"I believed in Him but I didn't follow Him," Jones said. "After the first year I got to the point I was so sad and depressed. If life is not fun, it is not worth it. I was an angry young man."
As he began to follow Christ, which he said began slowly, his lifestyle changed.
"Without Jesus, I don't think I would have made it at OU," he said. "I understand the deeper meaning of who Jesus is in my life. He is my source of happiness, a comfort in hard times and hope there is a better life. At the end of life you are going to heaven, and that is basically the only thing that matters."
Jones was 6 when he made a profession of faith and was baptized at First Baptist Church in his hometown of Artesia, N.M. His parents Kevin and Kellye Jones laid a spiritual foundation for Landry, who is named after Dallas Cowboys legendary coach Tom Landry.
"Christianity is about how you live your life," he said. "It's what kind of choices you make on weekends. It's the kind of choices you make with the girl you are dating, walking in purity or not. It's how you love people."
Way said love is what Jones exhibits most.
"He has the biggest heart of anybody I have ever met," Way said. "It's not so much how many people he cares about, it is how much he cares about people."
A potential first-round draft choice in the 2013 NFL draft, Jones has considered going into the ministry at some point. He has prayed about becoming a church planter.
"When we choose God and not worldly things and do something for Him, it fills you with joy," he said.

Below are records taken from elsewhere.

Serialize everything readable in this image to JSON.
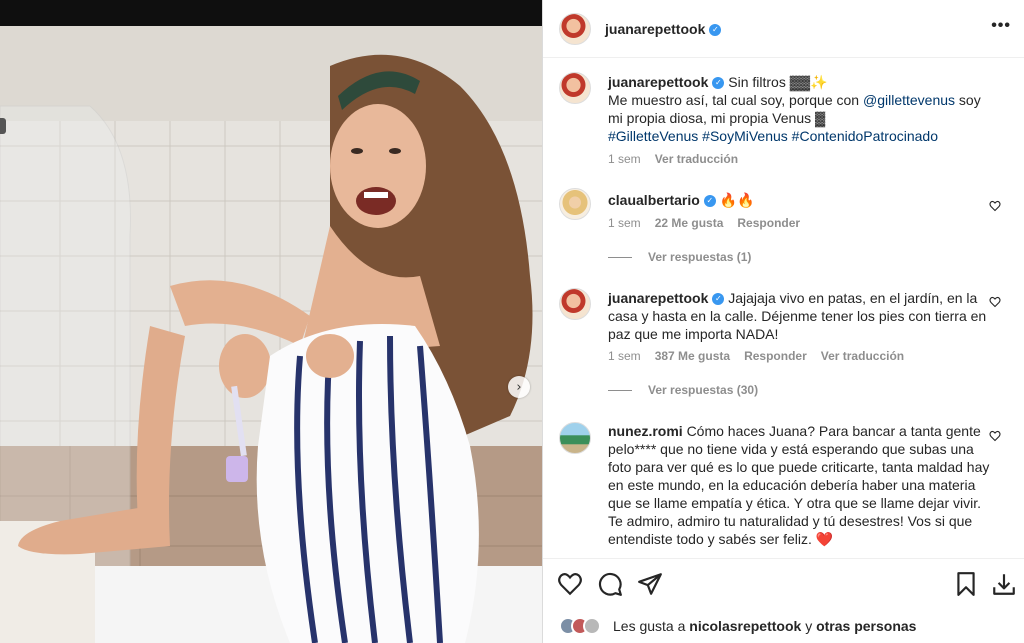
{
  "header": {
    "username": "juanarepettook",
    "more_label": "•••"
  },
  "caption": {
    "username": "juanarepettook",
    "text1": "Sin filtros ▓▓✨",
    "text2": "Me muestro así, tal cual soy, porque con",
    "mention": "@gillettevenus",
    "text3": "soy mi propia diosa, mi propia Venus ▓",
    "hashtags": "#GilletteVenus #SoyMiVenus #ContenidoPatrocinado",
    "time": "1 sem",
    "translate": "Ver traducción"
  },
  "comments": [
    {
      "username": "claualbertario",
      "text": "🔥🔥",
      "time": "1 sem",
      "likes": "22 Me gusta",
      "reply": "Responder",
      "view_replies": "Ver respuestas (1)"
    },
    {
      "username": "juanarepettook",
      "text": "Jajajaja vivo en patas, en el jardín, en la casa y hasta en la calle. Déjenme tener los pies con tierra en paz que me importa NADA!",
      "time": "1 sem",
      "likes": "387 Me gusta",
      "reply": "Responder",
      "translate": "Ver traducción",
      "view_replies": "Ver respuestas (30)"
    },
    {
      "username": "nunez.romi",
      "text": "Cómo haces Juana? Para bancar a tanta gente pelo**** que no tiene vida y está esperando que subas una foto para ver qué es lo que puede criticarte, tanta maldad hay en este mundo, en la educación debería haber una materia que se llame empatía y ética. Y otra que se llame dejar vivir. Te admiro, admiro tu naturalidad y tú desestres! Vos si que entendiste todo y sabés ser feliz. ❤️"
    }
  ],
  "likes_line": {
    "prefix": "Les gusta a",
    "user": "nicolasrepettook",
    "middle": "y",
    "suffix": "otras personas"
  },
  "icons": [
    "heart-icon",
    "comment-icon",
    "share-icon",
    "bookmark-icon",
    "download-icon",
    "chevron-right-icon",
    "verified-icon",
    "more-icon"
  ],
  "colors": {
    "link": "#00376b",
    "muted": "#8e8e8e",
    "text": "#262626",
    "verified": "#3897f0"
  }
}
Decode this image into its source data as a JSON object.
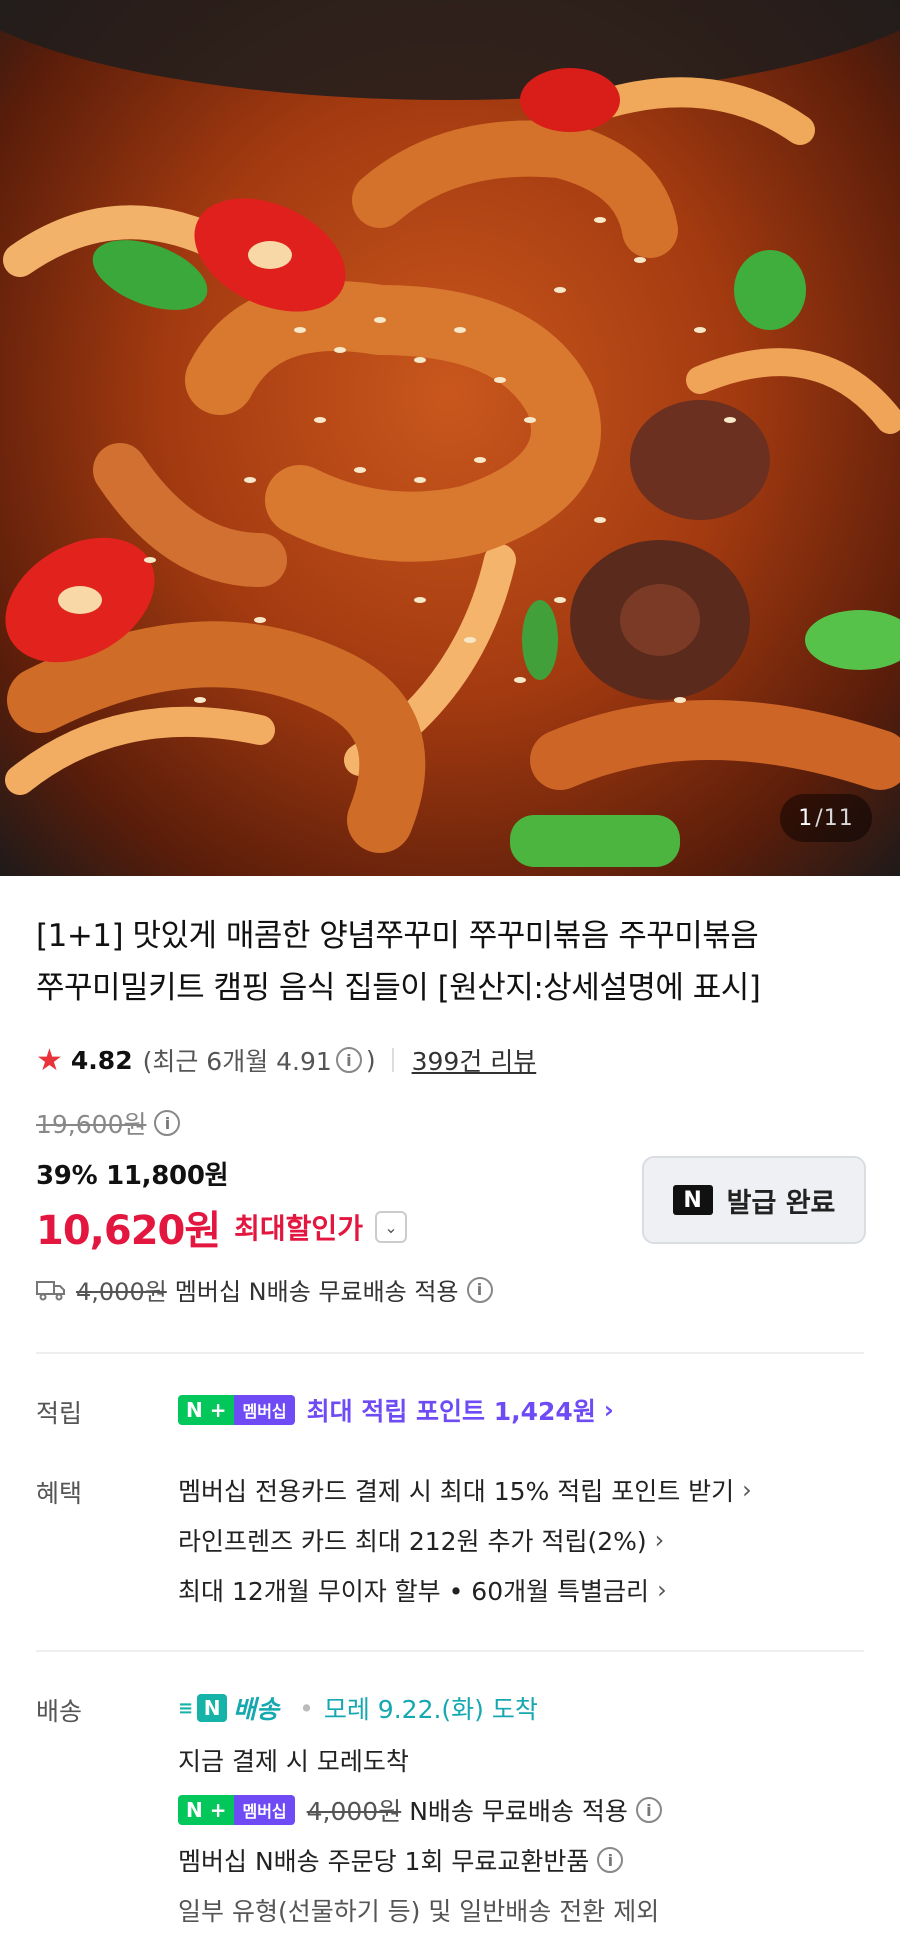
{
  "image_counter": {
    "current": "1",
    "total": "/11"
  },
  "product": {
    "title_line1": "[1+1] 맛있게 매콤한 양념쭈꾸미 쭈꾸미볶음 주꾸미볶음",
    "title_line2": "쭈꾸미밀키트 캠핑 음식 집들이 [원산지:상세설명에 표시]"
  },
  "rating": {
    "score": "4.82",
    "recent_prefix": "(최근 6개월 4.91",
    "recent_suffix": ")",
    "review_link": "399건 리뷰"
  },
  "price": {
    "original": "19,600원",
    "discount_line": "39% 11,800원",
    "final": "10,620원",
    "final_label": "최대할인가"
  },
  "coupon": {
    "badge": "N",
    "label": "발급 완료"
  },
  "shipping_summary": {
    "original_fee": "4,000원",
    "text": "멤버십 N배송 무료배송 적용"
  },
  "points": {
    "label": "적립",
    "badge_n": "N +",
    "badge_membership": "멤버십",
    "text": "최대 적립 포인트 1,424원"
  },
  "benefits": {
    "label": "혜택",
    "items": [
      "멤버십 전용카드 결제 시 최대 15% 적립 포인트 받기",
      "라인프렌즈 카드 최대 212원 추가 적립(2%)",
      "최대 12개월 무이자 할부 • 60개월 특별금리"
    ]
  },
  "delivery": {
    "label": "배송",
    "n_badge": "N",
    "n_text": "배송",
    "arrival": "모레 9.22.(화) 도착",
    "pay_note": "지금 결제 시 모레도착",
    "fee_original": "4,000원",
    "fee_text": "N배송 무료배송 적용",
    "exchange_note": "멤버십 N배송 주문당 1회 무료교환반품",
    "exclusion_note": "일부 유형(선물하기 등) 및 일반배송 전환 제외"
  },
  "colors": {
    "accent_red": "#e3163f",
    "naver_green": "#03c75a",
    "membership_purple": "#6e4bf5",
    "delivery_teal": "#16a8b0"
  }
}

Bill Sorrell is a freelance writer and pastor of First Baptist Church in Whiteville, Tenn. Get Baptist Press headlines and breaking news on Twitter (@BaptistPress), Facebook (Facebook.com/BaptistPress ) and in your email ( baptistpress.com/SubscribeBP.asp).